Research Suggests a Trans Fats Ban Would Save Lives

Wednesday 16th September 2015

According to research, a UK ban on trans fats would save 7,200 lives over the next five years.

This artificial fat is used to advance the shelf-life, texture and taste of processed foods, but it also occurs naturally some meats and most dairy products.

Experts from both Liverpool University’s Department of Public Health and Policy and Oxford University suggest that placing a ban on trans fats could save thousands of lives across Britain each year.

In a British Medical Journal publication, experts write that about 7,200 heart disease deaths could be prevented over the next five years in England if a ban was placed on trans fats.

There is currently no legal obligation for manufacturers to label artificial fats on foods. It is advised that consumers check the list of ingredients for hydrogenated vegetable oils or hydrogenated fats.

It is also not legally required to rid foods of trans fats. Some manufacturers have committed to work towards the removal of them through the Government’s responsibility deal. However, authors of the study said voluntary commitments made by industry don’t go far enough and ‘decisive action’ should be taken.

They also said a complete ban on trans fatty acids in processed foods could postpone or prevent around 7,200 deaths from heart disease between 2015-2020.

The study’s authors say policies to improve labelling or just remove trans fats from fast foods and restaurants might save between 1,800 and 3,500 heart disease deaths and reduce inequalities by 1500 deaths. This would make them half as effective at best. They feel a regulatory policy to eradicate trans fats from Britain’s processed foods would be the most equitable and effective option.

However, the researchers believe that continuing simply to rely on industry to reformulate products voluntarily could have negative economic and health outcomes.

Industrial trans fats come from plant oils in a process called hydrogenation. A higher intake of these fats is connected to a greater risk of heart disease and death. Lower-income families are said to be more likely to consume trans fats.

Consultant cardiologist from the University of Sheffield, Dr Tim Chico, said it’s clear that trans fats (the use of which is only beneficial to the food industry) increase the risk of coronary disease.

He said the conclusion of this study is that a trans fat ban would save a substantial amount of lives, as well as saving the public money. This doesn’t even account for the emotional costs to families who have suffered the effects of heart disease.

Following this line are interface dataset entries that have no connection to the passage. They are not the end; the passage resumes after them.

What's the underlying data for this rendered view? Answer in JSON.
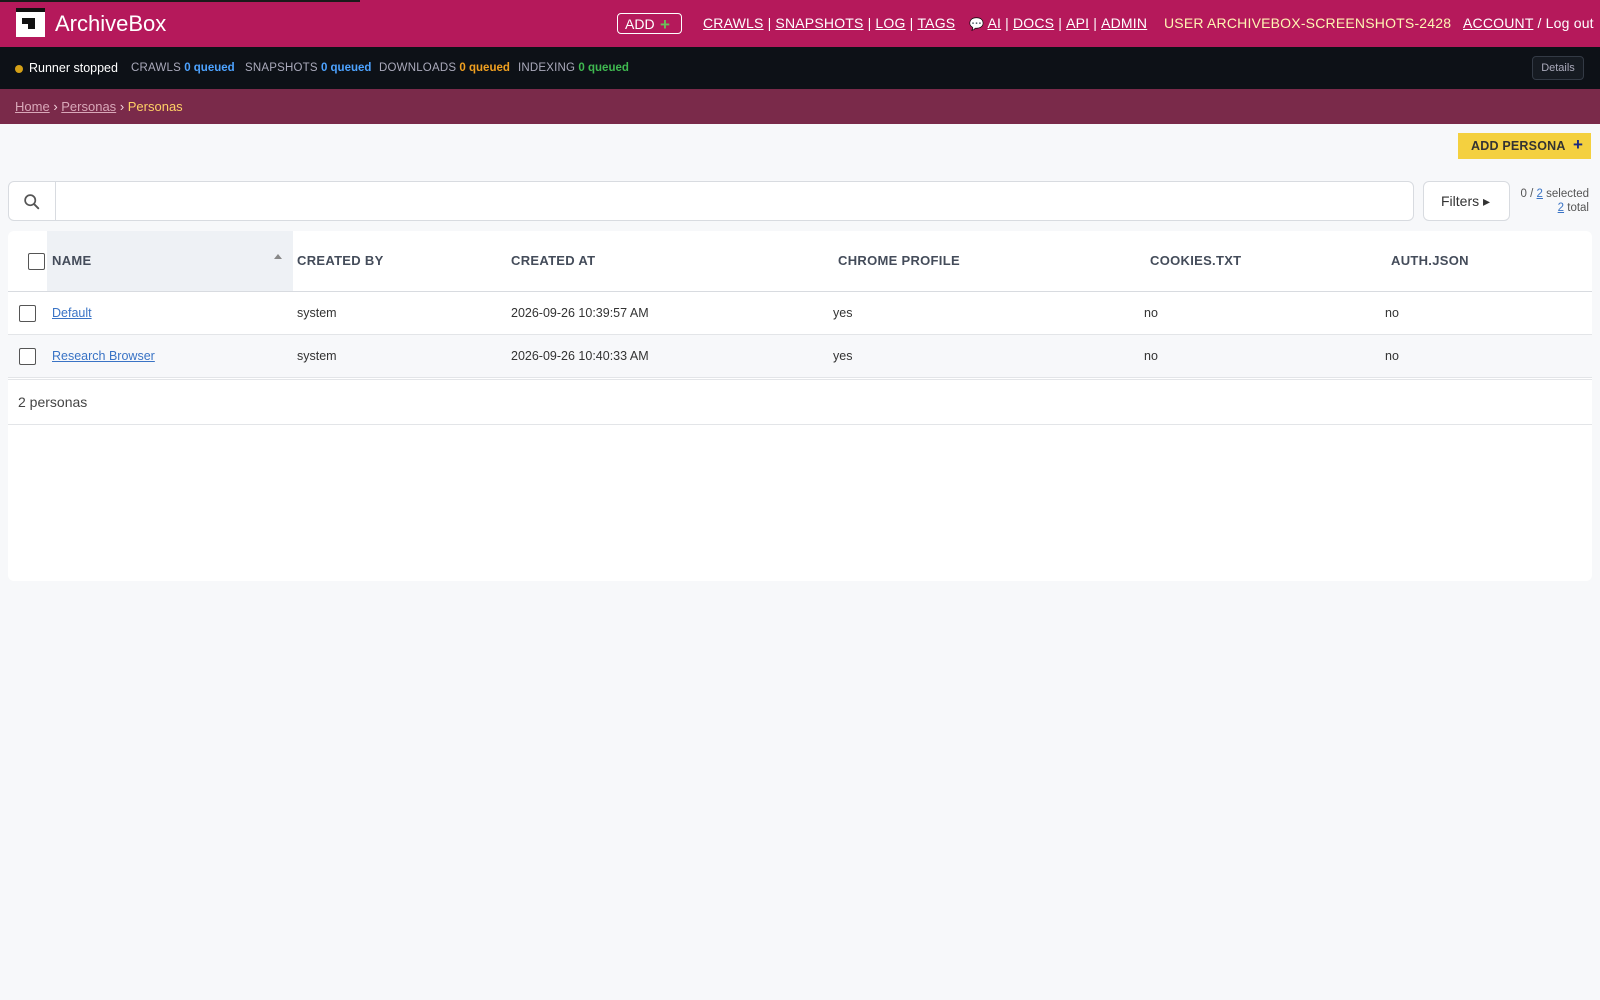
{
  "header": {
    "brand": "ArchiveBox",
    "add_label": "ADD",
    "nav_left": [
      "CRAWLS",
      "SNAPSHOTS",
      "LOG",
      "TAGS"
    ],
    "nav_mid": [
      "AI",
      "DOCS",
      "API",
      "ADMIN"
    ],
    "user_label": "USER ARCHIVEBOX-SCREENSHOTS-2428",
    "account_label": "ACCOUNT",
    "logout_label": "Log out"
  },
  "status": {
    "runner": "Runner stopped",
    "crawls_label": "CRAWLS",
    "crawls_value": "0 queued",
    "snapshots_label": "SNAPSHOTS",
    "snapshots_value": "0 queued",
    "downloads_label": "DOWNLOADS",
    "downloads_value": "0 queued",
    "indexing_label": "INDEXING",
    "indexing_value": "0 queued",
    "details": "Details"
  },
  "breadcrumb": {
    "home": "Home",
    "parent": "Personas",
    "current": "Personas"
  },
  "toolbar": {
    "add_persona": "ADD PERSONA",
    "search_placeholder": "",
    "filters": "Filters ▸",
    "selected_count": "0",
    "selected_total": "2",
    "selected_suffix": "selected",
    "total_count": "2",
    "total_suffix": "total"
  },
  "table": {
    "columns": [
      "NAME",
      "CREATED BY",
      "CREATED AT",
      "CHROME PROFILE",
      "COOKIES.TXT",
      "AUTH.JSON"
    ],
    "rows": [
      {
        "name": "Default",
        "created_by": "system",
        "created_at": "2026-09-26 10:39:57 AM",
        "chrome_profile": "yes",
        "cookies": "no",
        "auth": "no"
      },
      {
        "name": "Research Browser",
        "created_by": "system",
        "created_at": "2026-09-26 10:40:33 AM",
        "chrome_profile": "yes",
        "cookies": "no",
        "auth": "no"
      }
    ],
    "footer": "2 personas"
  },
  "colors": {
    "header_bg": "#b5195b",
    "statusbar_bg": "#0d1117",
    "breadcrumb_bg": "#7a2a4a",
    "add_persona_bg": "#f4d03f"
  }
}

Professor of nutrition and dietetics at Kings College London, Tom Sanders, said industrial artificial fats are almost absent from UK diets, and the number of preventable deaths given in the study is flawed.

He said that higher intakes of trans fats in low-income groups could be explained mainly by the fact that they are more likely to have fatty meat products and full fat butter and milk, and added that naturally occurring sources of trans fats are not linked to an increased risk of heart disease.